What propels is crime thriller is the anticipation of seeing two of our finest actors –Robert De Niro and Al Pacino–paired as co-stars for the first time. If you remember, they appeared in separate storylines in “The Godfather, Part II” and were on-screen together in only two scenes in “Heat.”
Here, they’re veteran NYPD detectives, partners for 30 years and growing increasingly cynical about the injustices of the so-called judicial system – which is why they plant evidence to frame a child killer for a crime he didn’t commit. That then becomes connected with a string of 14 vigilante murders targeting those who slipped through the judicial system, including a pedophile priest. And many of the “revenge” crimes revolve around Club 404 in Harlem, run by Spider (Curtis “50 Cent” Jackson), a drug kingpin /rapper who sells product to a corporate lawyer who turns “stoolie” with disastrous results.

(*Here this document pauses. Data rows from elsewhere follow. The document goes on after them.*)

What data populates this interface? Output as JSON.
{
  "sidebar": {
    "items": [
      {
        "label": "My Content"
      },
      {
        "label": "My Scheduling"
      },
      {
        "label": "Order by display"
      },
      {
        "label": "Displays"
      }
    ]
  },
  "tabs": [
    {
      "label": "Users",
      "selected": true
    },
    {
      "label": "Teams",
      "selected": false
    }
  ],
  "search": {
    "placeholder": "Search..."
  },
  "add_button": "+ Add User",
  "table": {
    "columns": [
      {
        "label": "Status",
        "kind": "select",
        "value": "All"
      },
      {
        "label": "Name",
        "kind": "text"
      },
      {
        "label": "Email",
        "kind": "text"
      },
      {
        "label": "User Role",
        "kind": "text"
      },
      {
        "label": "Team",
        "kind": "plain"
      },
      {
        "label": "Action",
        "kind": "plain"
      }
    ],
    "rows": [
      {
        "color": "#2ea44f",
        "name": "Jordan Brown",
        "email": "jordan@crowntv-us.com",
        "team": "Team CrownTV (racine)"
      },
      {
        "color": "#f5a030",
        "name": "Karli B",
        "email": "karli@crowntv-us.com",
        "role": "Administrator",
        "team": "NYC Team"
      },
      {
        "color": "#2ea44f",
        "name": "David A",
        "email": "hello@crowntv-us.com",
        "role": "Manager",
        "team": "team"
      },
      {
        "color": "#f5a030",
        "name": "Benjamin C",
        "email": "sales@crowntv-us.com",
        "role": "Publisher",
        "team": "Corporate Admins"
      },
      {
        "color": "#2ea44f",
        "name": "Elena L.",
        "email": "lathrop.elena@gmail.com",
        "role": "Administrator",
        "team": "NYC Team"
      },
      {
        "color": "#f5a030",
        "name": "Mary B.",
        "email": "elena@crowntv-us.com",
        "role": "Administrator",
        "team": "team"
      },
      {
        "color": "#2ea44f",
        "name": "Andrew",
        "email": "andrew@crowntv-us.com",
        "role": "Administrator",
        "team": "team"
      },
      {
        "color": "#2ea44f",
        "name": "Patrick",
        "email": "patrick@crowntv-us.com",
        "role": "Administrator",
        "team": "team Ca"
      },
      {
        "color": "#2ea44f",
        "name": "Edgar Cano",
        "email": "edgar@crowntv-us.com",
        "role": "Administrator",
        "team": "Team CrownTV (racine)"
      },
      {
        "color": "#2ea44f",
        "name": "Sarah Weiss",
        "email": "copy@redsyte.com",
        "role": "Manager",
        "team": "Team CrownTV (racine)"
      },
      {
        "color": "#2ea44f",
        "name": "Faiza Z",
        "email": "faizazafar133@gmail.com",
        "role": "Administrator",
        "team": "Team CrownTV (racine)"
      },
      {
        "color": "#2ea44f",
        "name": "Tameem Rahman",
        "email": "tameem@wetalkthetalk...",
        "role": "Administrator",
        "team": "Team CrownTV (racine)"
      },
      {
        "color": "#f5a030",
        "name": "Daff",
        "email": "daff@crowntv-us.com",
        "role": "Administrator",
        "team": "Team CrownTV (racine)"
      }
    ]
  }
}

When scowling Turk (De Niro) isn’t coaching young girls in PAL baseball, he’s having a torrid affair with a rough-sex-loving Detective Karen Corelli (Carla Gugino), while Rooster (Pacino) chews gum in his shadow, muttering, “You’re my partner; you’re my role model.” They’re trailed around by a younger pair of detectives (John Leguizamo, Donnie Wahlberg). Hovering in the background is the chief (Brian Dennehy).

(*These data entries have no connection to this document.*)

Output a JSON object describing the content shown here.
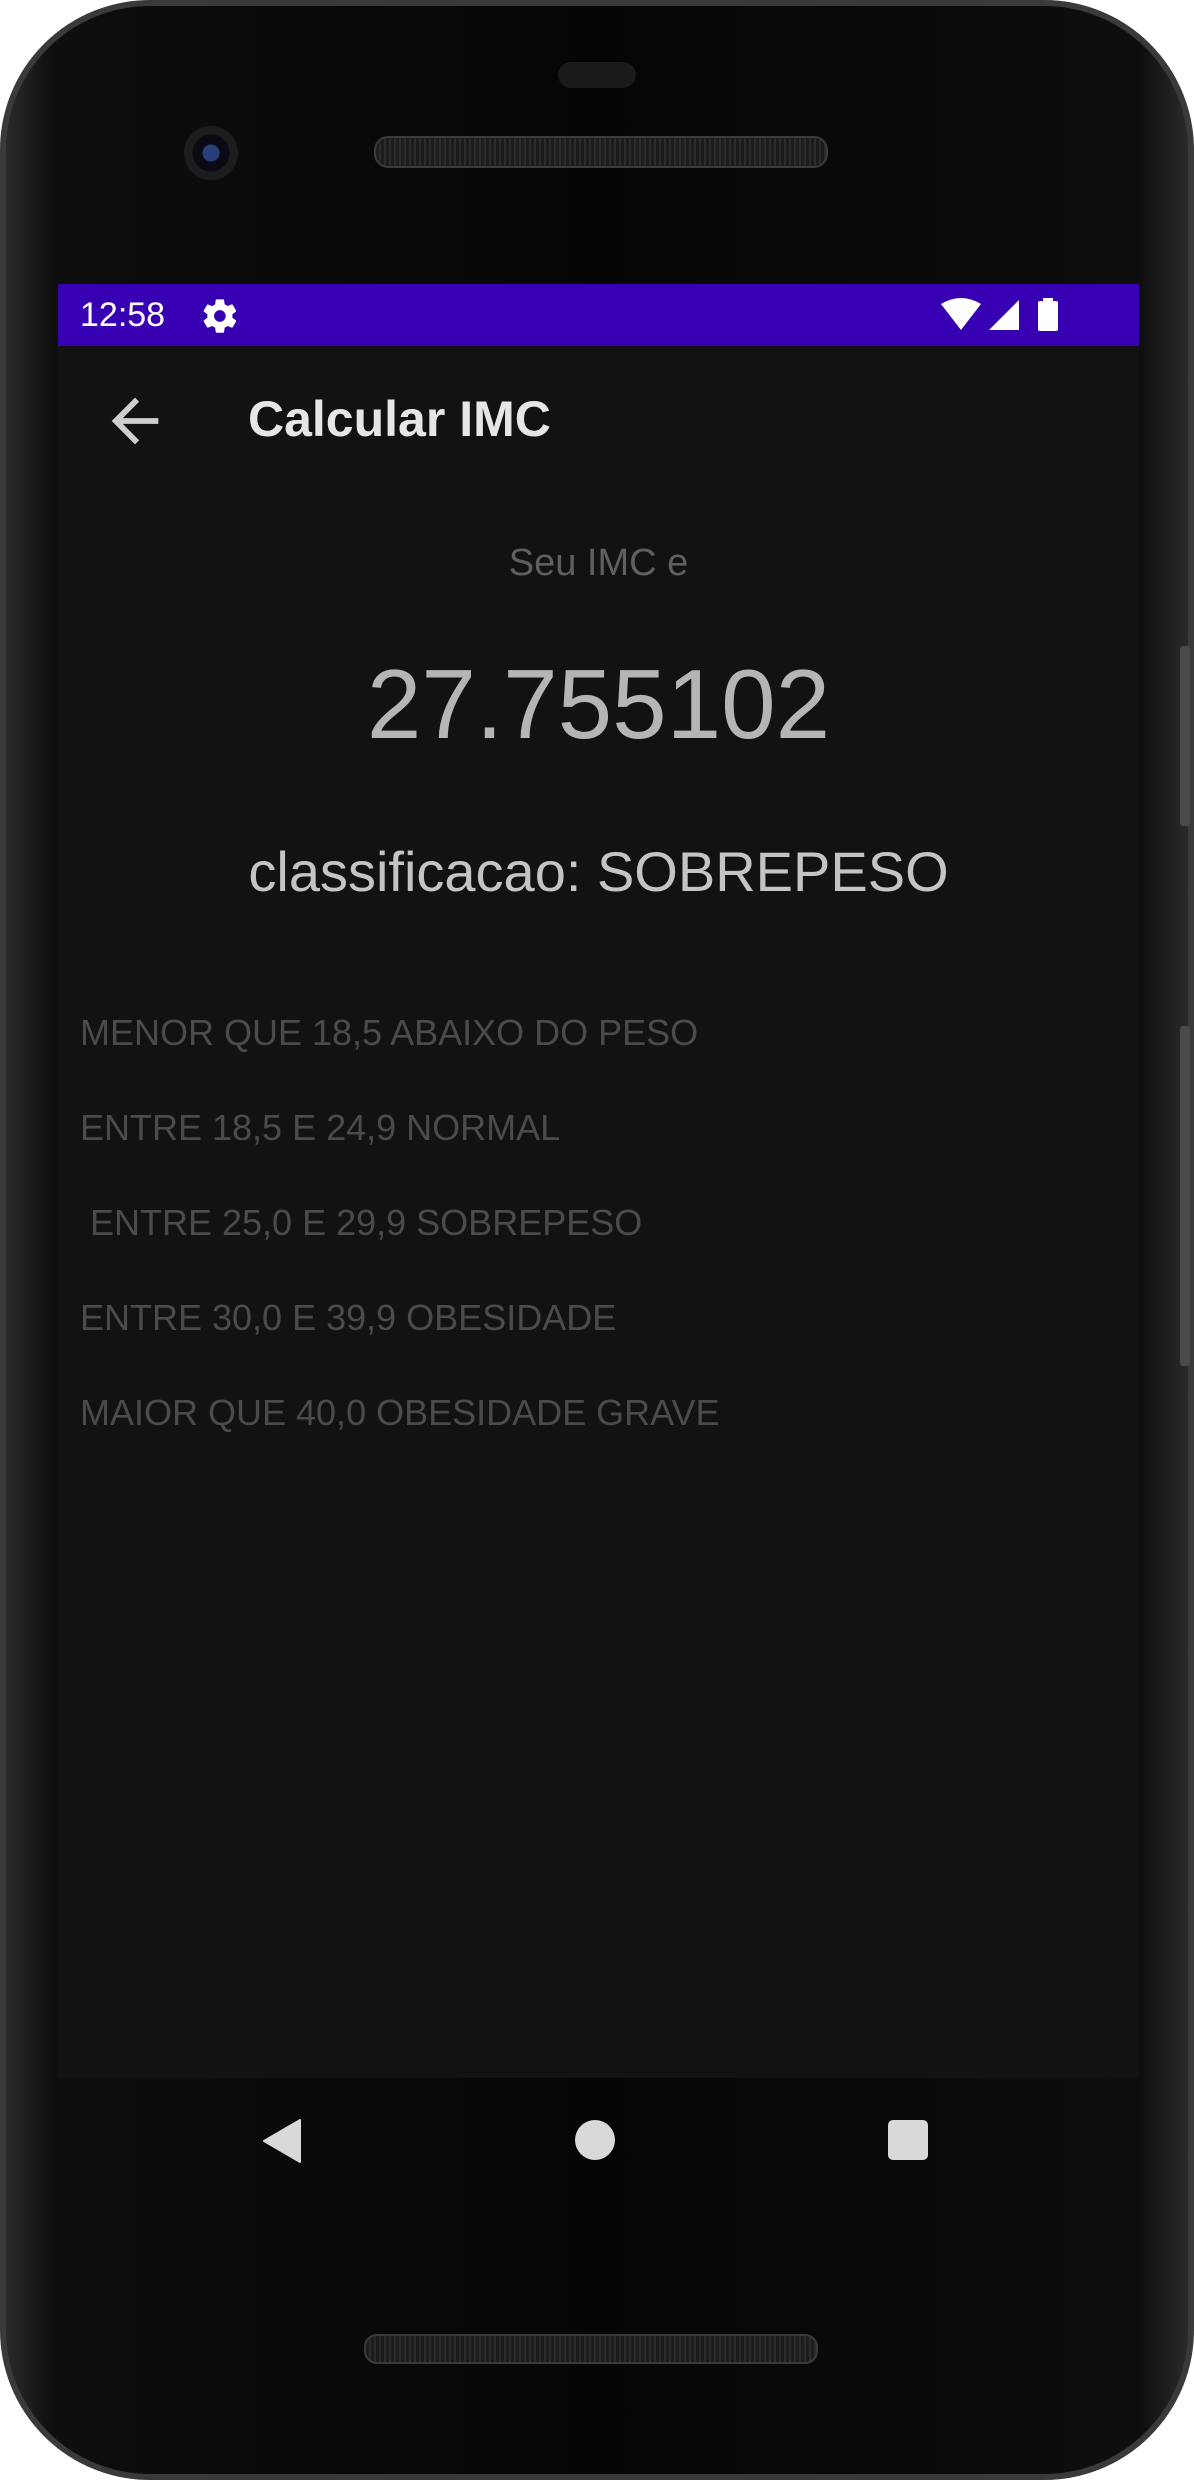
{
  "status_bar": {
    "time": "12:58",
    "background_color": "#3700b3",
    "icons": [
      "settings-icon",
      "wifi-icon",
      "signal-icon",
      "battery-icon"
    ]
  },
  "app_bar": {
    "title": "Calcular IMC",
    "back_icon": "arrow-back-icon"
  },
  "result": {
    "label": "Seu IMC e",
    "value": "27.755102",
    "classification": "classificacao: SOBREPESO"
  },
  "ranges": [
    "MENOR QUE 18,5 ABAIXO DO PESO",
    "ENTRE 18,5 E 24,9 NORMAL",
    " ENTRE 25,0 E 29,9 SOBREPESO",
    "ENTRE 30,0 E 39,9 OBESIDADE",
    "MAIOR QUE 40,0 OBESIDADE GRAVE"
  ],
  "nav_bar": {
    "icons": [
      "nav-back-icon",
      "nav-home-icon",
      "nav-recents-icon"
    ]
  }
}
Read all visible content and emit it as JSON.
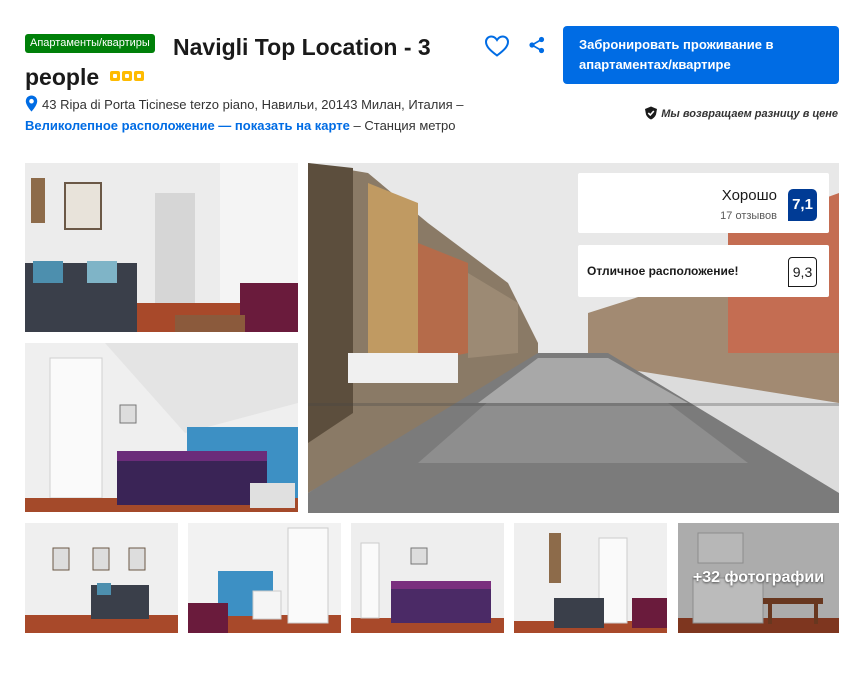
{
  "property": {
    "type_badge": "Апартаменты/квартиры",
    "name": "Navigli Top Location - 3 people",
    "stars": 3,
    "star_color": "#febb02",
    "address_text": "43 Ripa di Porta Ticinese terzo piano, Навильи, 20143 Милан, Италия –",
    "location_link": "Великолепное расположение — показать на карте",
    "address_suffix": "– Станция метро"
  },
  "actions": {
    "book_button": "Забронировать проживание в апартаментах/квартире",
    "price_match": "Мы возвращаем разницу в цене",
    "save_icon": "heart-icon",
    "share_icon": "share-icon"
  },
  "review": {
    "word": "Хорошо",
    "count": "17 отзывов",
    "score": "7,1",
    "score_color": "#003b95",
    "location_label": "Отличное расположение!",
    "location_score": "9,3"
  },
  "gallery": {
    "more_photos": "+32 фотографии"
  },
  "colors": {
    "primary": "#006ce4",
    "badge": "#008009"
  }
}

Written by Russell Gewirtz, directed by Jon Avnet and photographed by Dennis Lenoir, this cliche-filled churner adds up to little more than a slow-paced episode of “Law & Order” with the real culprit “twist” telegraphed so far in advance that there’s little suspense. On the Granger Movie Gauge of 1 to 10, “Righteous Kil” is a forgettable 5. Reportedly, the state of Connecticut contributed a 40% production subsidy (including the stars’ salaries) because much of it was shot in Bridgeport.